Now that the meaning of the terms is clear, you can see how the parties can end up assuming an obligation before any factual determination is even made. My obligation to defend my counterparty is a proactive agreement to assume and fund defense, not an option for them to seek contribution from me for their defense costs after the court issues a decision—unless we write it that way. Even if the parties want to dispute whether the clause applies, that engenders yet another costly arbitration or trial.
Another factor to consider is the size of the obligation being assumed. Without a clear limitation of liability clause, which is probably the second-most hotly contested contract term, the size of these obligations is difficult or impossible to estimate. Fixing liability at the value of the contract provides the guarantor with an assurance that they will at least not lose more than they could have gained. This may be unacceptable to the guaranteed party though, because it is not hard to imagine a scenario where the damages caused could surpass the value of the contract. Determining a limit that addresses the concerns of each party is a challenging exercise on its own, and no two transactions will have exactly the same set of pressures. The starting points are obvious—the guarantor wants a low limit, while the guaranteed wants no limit—but after that, the variables are highly individual.
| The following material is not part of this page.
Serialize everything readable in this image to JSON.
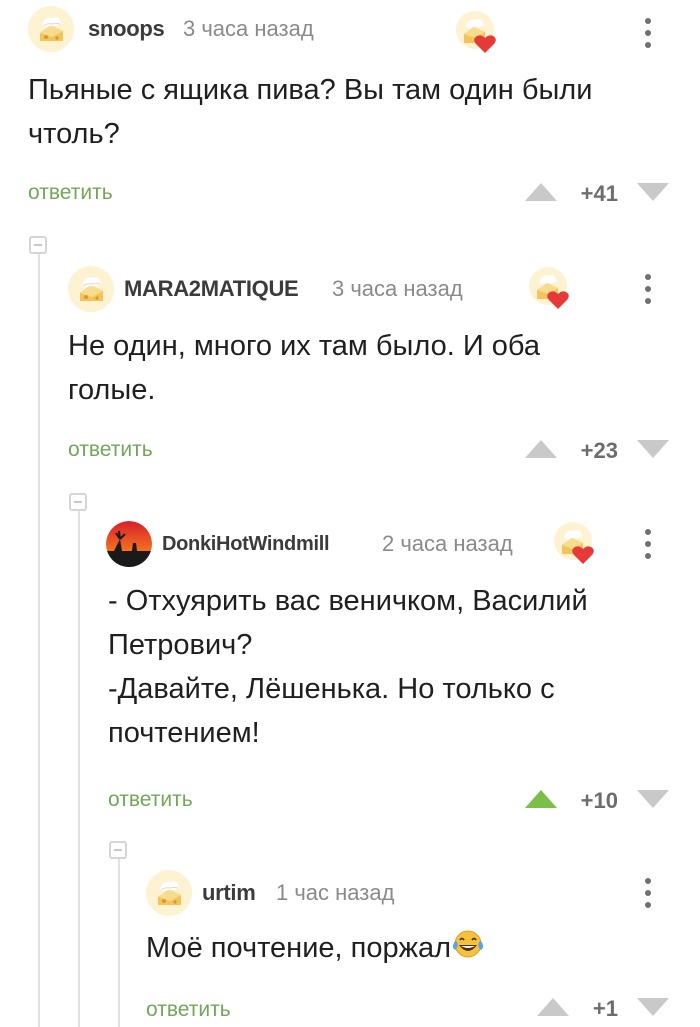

One strategy that may help brings the two ends together on both indemnity and liability limitation is imposing mutuality of obligation. Anyone with two children and one cookie is familiar with the concept: One splits the cookie, and the other chooses which piece they want. This forces each party to put themselves in the other’s shoes and leads to less extreme positions. This is not a cure-all because there are many situations where the dynamics make mutuality impractical or at least extremely unattractive, but when it applies it helps to circumvent a very difficult topic.